After a few minutes, she said: "what's going on with you? What are you saying?"
I felt caught, then scrunched my face and mumbled: "I don't know. I'm in flux." A state of revision. "I can't make any decisions."
We talked a little about my head space, the attempts to eat right, the fuckups at work, the possibility of therapy, the feeling of disconnect. I was dumping on her and couldn't help it. I wanted to talk on how confused I am, because I admire how she manages her marriage, mind, health, and soul and wanted her to tell me what to do, to give me a recipe, a list of secrets to make things smooth. It was not a fair thing to ask. She saw me coming, and didn't try to provide it. Another reason she's a good friend.
She seemed to be having a crappy day, too, so then I wanted to be falsely cheerful and insightful and raise her spirits. I flailed between the oscillating Pauls, and managed to say nothing of value.
When lunch ended, I apologized for my mind-boggling dumbness and thanked her for
The city yielded to the Lincoln tunnel, then to the stunted mountains of Pennsylvania, acres of green space and schoolbook trees. I fell asleep against the seat and woke with my neck freezing against the AC vent, a few minutes before Hellertown.
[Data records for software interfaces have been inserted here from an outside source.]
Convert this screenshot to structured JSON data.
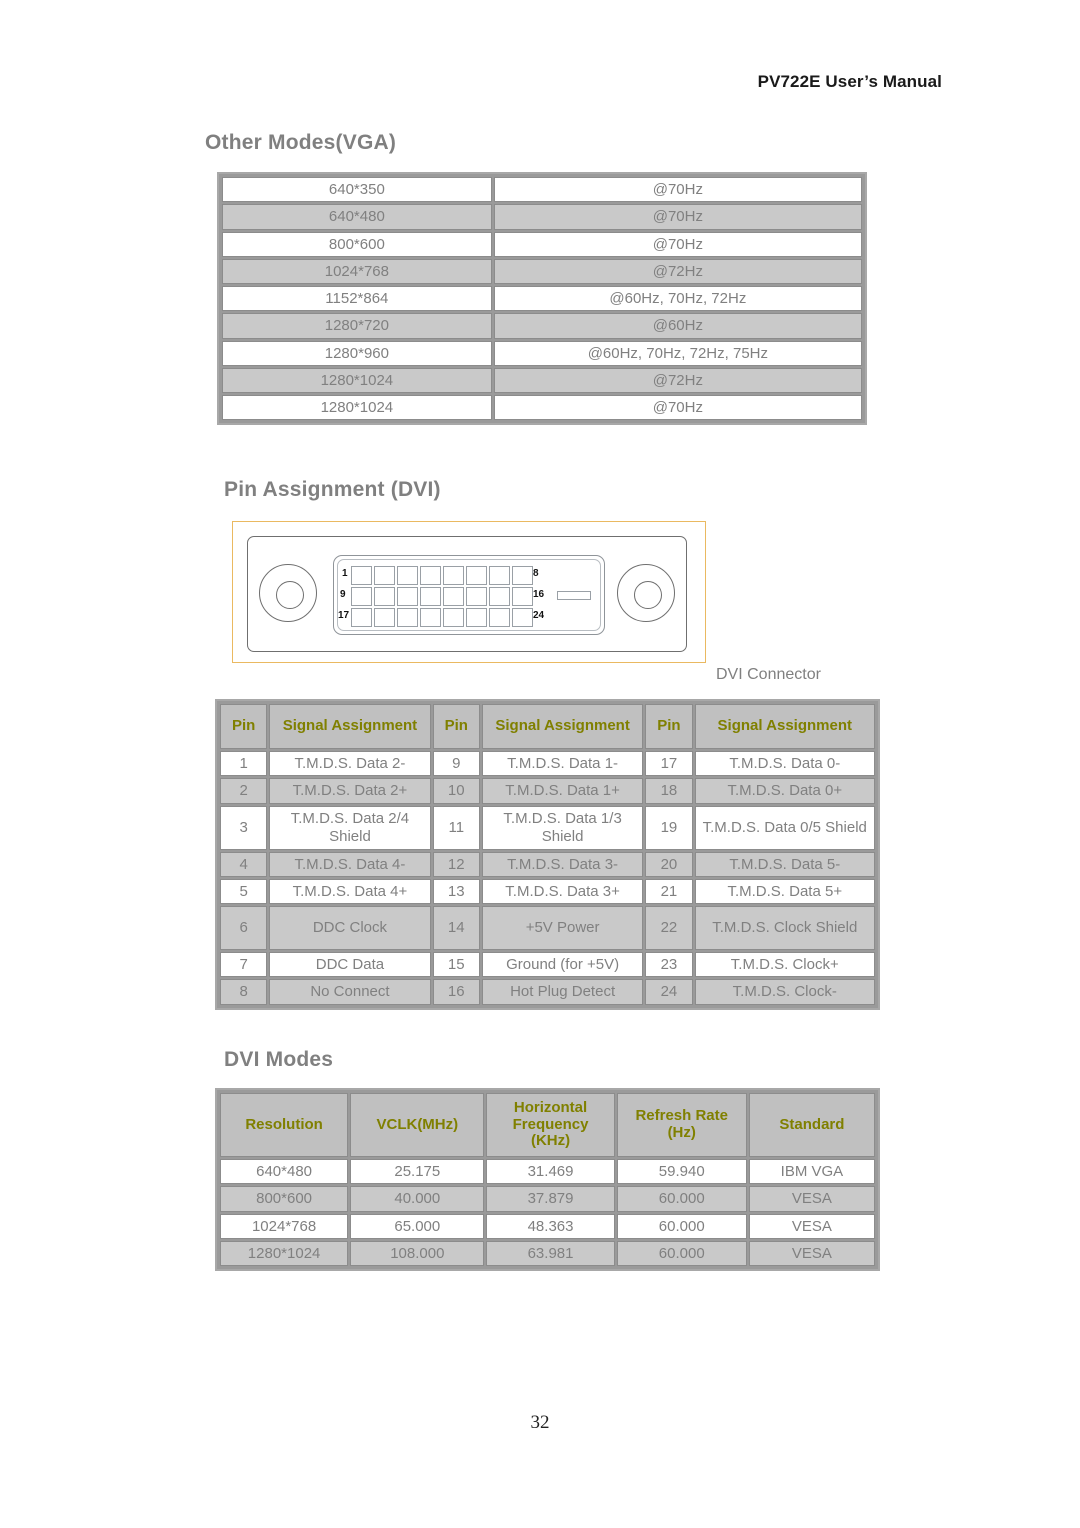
{
  "document": {
    "running_header": "PV722E User’s Manual",
    "page_number": "32"
  },
  "sections": {
    "vga": {
      "heading": "Other Modes(VGA)"
    },
    "pin": {
      "heading": "Pin Assignment (DVI)",
      "figure_caption": "DVI Connector"
    },
    "dvi_modes": {
      "heading": "DVI Modes"
    }
  },
  "vga_table": {
    "rows": [
      {
        "resolution": "640*350",
        "frequency": "@70Hz"
      },
      {
        "resolution": "640*480",
        "frequency": "@70Hz"
      },
      {
        "resolution": "800*600",
        "frequency": "@70Hz"
      },
      {
        "resolution": "1024*768",
        "frequency": "@72Hz"
      },
      {
        "resolution": "1152*864",
        "frequency": "@60Hz, 70Hz, 72Hz"
      },
      {
        "resolution": "1280*720",
        "frequency": "@60Hz"
      },
      {
        "resolution": "1280*960",
        "frequency": "@60Hz, 70Hz, 72Hz, 75Hz"
      },
      {
        "resolution": "1280*1024",
        "frequency": "@72Hz"
      },
      {
        "resolution": "1280*1024",
        "frequency": "@70Hz"
      }
    ]
  },
  "connector_figure": {
    "pin_labels": {
      "top_left": "1",
      "top_right": "8",
      "middle_left": "9",
      "middle_right": "16",
      "bottom_left": "17",
      "bottom_right": "24"
    },
    "pin_rows": 3,
    "pin_columns": 8,
    "frame_border_color": "#eab961"
  },
  "pin_table": {
    "headers": {
      "pin1": "Pin",
      "signal1": "Signal Assignment",
      "pin2": "Pin",
      "signal2": "Signal Assignment",
      "pin3": "Pin",
      "signal3": "Signal Assignment"
    },
    "rows": [
      {
        "pin_a": "1",
        "sig_a": "T.M.D.S. Data 2-",
        "pin_b": "9",
        "sig_b": "T.M.D.S. Data 1-",
        "pin_c": "17",
        "sig_c": "T.M.D.S. Data 0-"
      },
      {
        "pin_a": "2",
        "sig_a": "T.M.D.S. Data 2+",
        "pin_b": "10",
        "sig_b": "T.M.D.S. Data 1+",
        "pin_c": "18",
        "sig_c": "T.M.D.S. Data 0+"
      },
      {
        "pin_a": "3",
        "sig_a": "T.M.D.S. Data 2/4 Shield",
        "pin_b": "11",
        "sig_b": "T.M.D.S. Data 1/3 Shield",
        "pin_c": "19",
        "sig_c": "T.M.D.S. Data 0/5 Shield"
      },
      {
        "pin_a": "4",
        "sig_a": "T.M.D.S. Data 4-",
        "pin_b": "12",
        "sig_b": "T.M.D.S. Data 3-",
        "pin_c": "20",
        "sig_c": "T.M.D.S. Data 5-"
      },
      {
        "pin_a": "5",
        "sig_a": "T.M.D.S. Data 4+",
        "pin_b": "13",
        "sig_b": "T.M.D.S. Data 3+",
        "pin_c": "21",
        "sig_c": "T.M.D.S. Data 5+"
      },
      {
        "pin_a": "6",
        "sig_a": "DDC Clock",
        "pin_b": "14",
        "sig_b": "+5V Power",
        "pin_c": "22",
        "sig_c": "T.M.D.S. Clock Shield"
      },
      {
        "pin_a": "7",
        "sig_a": "DDC Data",
        "pin_b": "15",
        "sig_b": "Ground (for +5V)",
        "pin_c": "23",
        "sig_c": "T.M.D.S. Clock+"
      },
      {
        "pin_a": "8",
        "sig_a": "No Connect",
        "pin_b": "16",
        "sig_b": "Hot Plug Detect",
        "pin_c": "24",
        "sig_c": "T.M.D.S. Clock-"
      }
    ]
  },
  "dvi_modes_table": {
    "headers": {
      "resolution": "Resolution",
      "vclk": "VCLK(MHz)",
      "hfreq": "Horizontal Frequency (KHz)",
      "refresh": "Refresh Rate (Hz)",
      "standard": "Standard"
    },
    "rows": [
      {
        "resolution": "640*480",
        "vclk": "25.175",
        "hfreq": "31.469",
        "refresh": "59.940",
        "standard": "IBM VGA"
      },
      {
        "resolution": "800*600",
        "vclk": "40.000",
        "hfreq": "37.879",
        "refresh": "60.000",
        "standard": "VESA"
      },
      {
        "resolution": "1024*768",
        "vclk": "65.000",
        "hfreq": "48.363",
        "refresh": "60.000",
        "standard": "VESA"
      },
      {
        "resolution": "1280*1024",
        "vclk": "108.000",
        "hfreq": "63.981",
        "refresh": "60.000",
        "standard": "VESA"
      }
    ]
  },
  "colors": {
    "header_text": "#808000",
    "body_text": "#808080",
    "header_cell_bg": "#c0c0c0",
    "alt_row_bg": "#c9c9c9",
    "figure_border": "#eab961"
  }
}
Steve met me in a red Chrysler convertible. I've known him 11 years. We drove to a Mexican restaurant, ate too much meat, and drank a pitcher of Sangrea. We drove to the Labuda Center for Performing Arts, at Allentown College of St. Francis de Sales, where he performed several small roles in Taming of the Shrew, for the Pennsylvania Shakespeare Festival.
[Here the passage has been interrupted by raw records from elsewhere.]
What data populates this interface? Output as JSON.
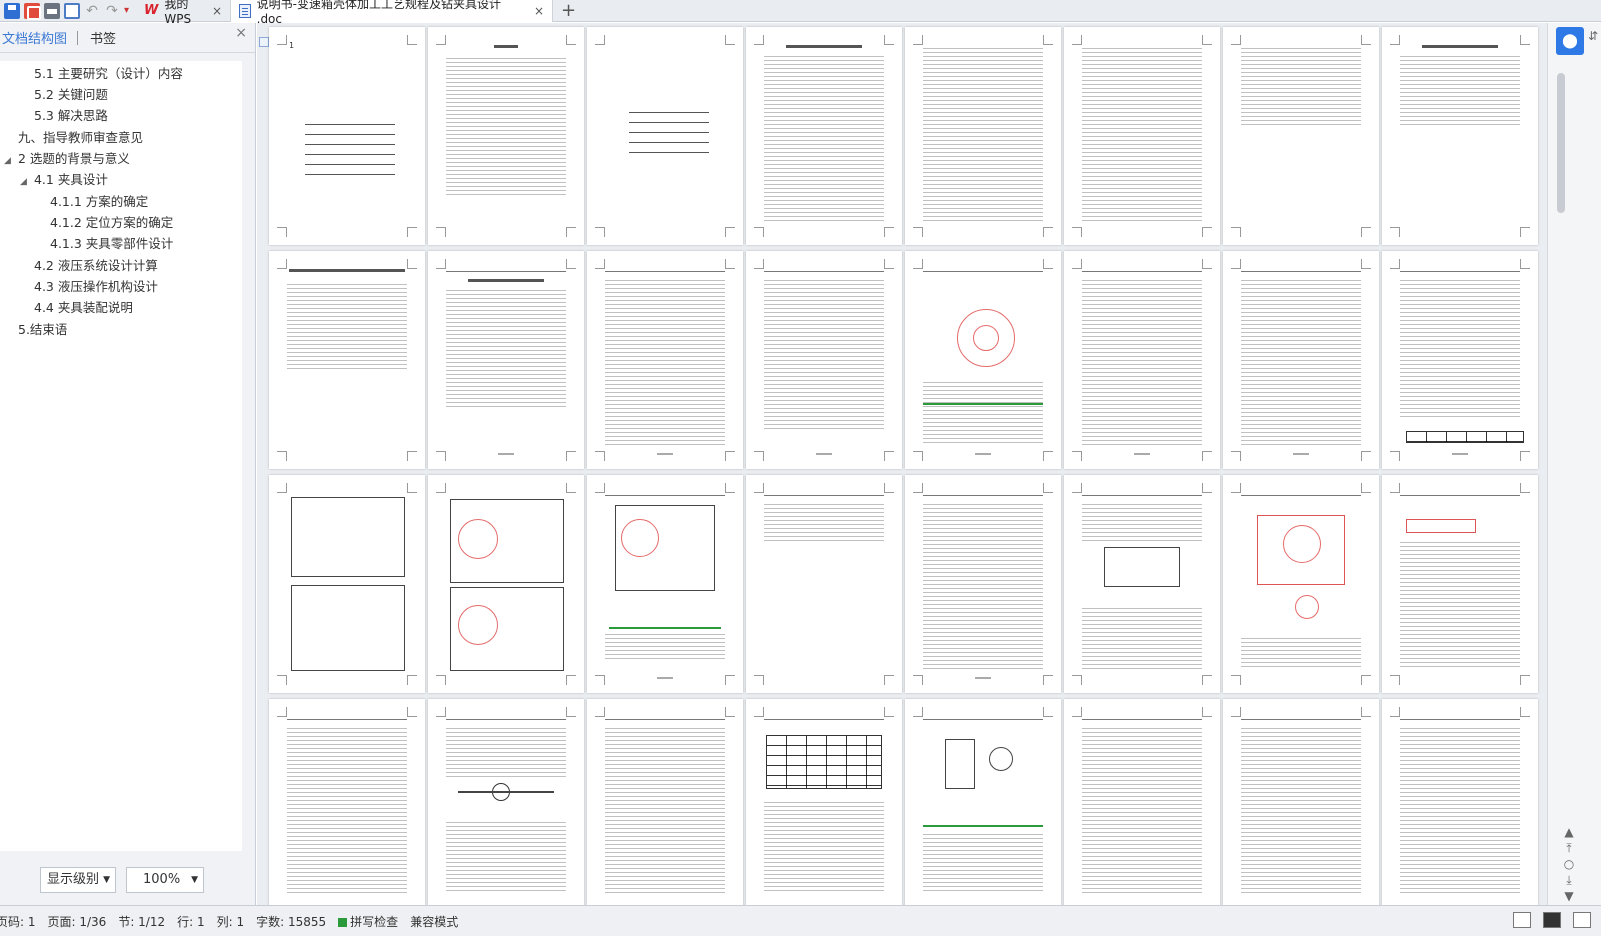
{
  "tabbar": {
    "wps_tab": "我的WPS",
    "doc_tab": "说明书-变速箱壳体加工工艺规程及钻夹具设计 .doc",
    "close_glyph": "×",
    "new_tab_glyph": "+"
  },
  "left_panel": {
    "tabs": [
      "文档结构图",
      "书签"
    ],
    "close_glyph": "×",
    "outline": [
      {
        "label": "5.1   主要研究（设计）内容",
        "indent": 2
      },
      {
        "label": "5.2   关键问题",
        "indent": 2
      },
      {
        "label": "5.3   解决思路",
        "indent": 2
      },
      {
        "label": "九、指导教师审查意见",
        "indent": 1
      },
      {
        "label": "2  选题的背景与意义",
        "indent": 0,
        "expanded": true
      },
      {
        "label": "4.1  夹具设计",
        "indent": 1,
        "expanded": true
      },
      {
        "label": "4.1.1  方案的确定",
        "indent": 3
      },
      {
        "label": "4.1.2  定位方案的确定",
        "indent": 3
      },
      {
        "label": "4.1.3  夹具零部件设计",
        "indent": 3
      },
      {
        "label": "4.2  液压系统设计计算",
        "indent": 2
      },
      {
        "label": "4.3  液压操作机构设计",
        "indent": 2
      },
      {
        "label": "4.4  夹具装配说明",
        "indent": 2
      },
      {
        "label": "5.结束语",
        "indent": 1
      }
    ],
    "level_combo": "显示级别",
    "zoom_combo": "100%"
  },
  "status_bar": {
    "page_code": "页码: 1",
    "page": "页面: 1/36",
    "section": "节: 1/12",
    "row": "行: 1",
    "col": "列: 1",
    "wordcount": "字数: 15855",
    "spell": "拼写检查",
    "compat": "兼容模式"
  },
  "colors": {
    "accent": "#2f79e6",
    "tab_active": "#ffffff",
    "panel_bg": "#f0f2f5",
    "doc_bg": "#eaedf1",
    "spell_check": "#2a9a3a"
  }
}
Shrew is not my favorite. Kate was well-played, and so was Gremio, in a literal reading with extra innuendo and some laughs. Traditional costumes, the drill. It's a tough play for a modern audience; the only way out of the theme of female submission is to make it an indirect bondage fable, where Kate manages her own abuse and draws power from "behaving."
Anyway, Kate says:
...I will go sit and weep
Till I can find occasion of revenge.
This is not someone you fuck with, unless you're in for some consequences. Go, Kate.
After the play we went for more drinks, speeding over the snakeskin back roads. I rose off the seat, head and shoulders out above the windshield. Clean air on my skin, gasps of clorophyll and cowshit.
I'd come to the Festival three years ago, when Steve was an intern, so we split a magnum of champagne to celebrate repetition. It was late and the bar felt too familiar, so we went for another drive.
At two, we found the Delaware River, parked and slid diagonally down to the riverbank. There was a firelight a half-mile to the left, the only evidence of humans. The view hadn't changed in 5,000 years.
Steve played his guitar and I watched the river, then stripped to my boxers and waded in, still wearing a buttoned dress shirt. My feet hurt from the stones. The moon was almost full, rimmed with an orange corona.
I meant to wade to my knees, but chose to push out farther, stumping over angled rocks, against current, then swimming a clumsy butterfly into black water. I hadn't gone swimming in three years, even though I love it. It was a surprise to the skin, a riot over my flesh. I floated face down, arms and legs stretched, hanging free, the water at my dangling toes cooler than the water at my neck.
I swam upstream, against the prodding current, past the sound of Steve's guitar, then spun and hung in the water, gut-up. The water dragged me towards the Atlantic, ears submerged, breath loud as a horror movie. There aren't many stars for Brooklyn. It's mostly planets, airplanes, and the tops of skyscrapers.
Breath, current, low dark hills, the orange moon, moldy rocks underwater. A meteor that split in two and vanished.
The river didn't wash anything away, and I didn't ask it to. Well fed, champagne drunk, wet, cold. The skin of my stomach fishbelly white, the purple button shirt rippled open, drifting, the moon out of reach.
Later, driving to his room, Steve--lonely--said: "I wish I had a girl to share this with." But I didn't. I prefer to keep it to myself.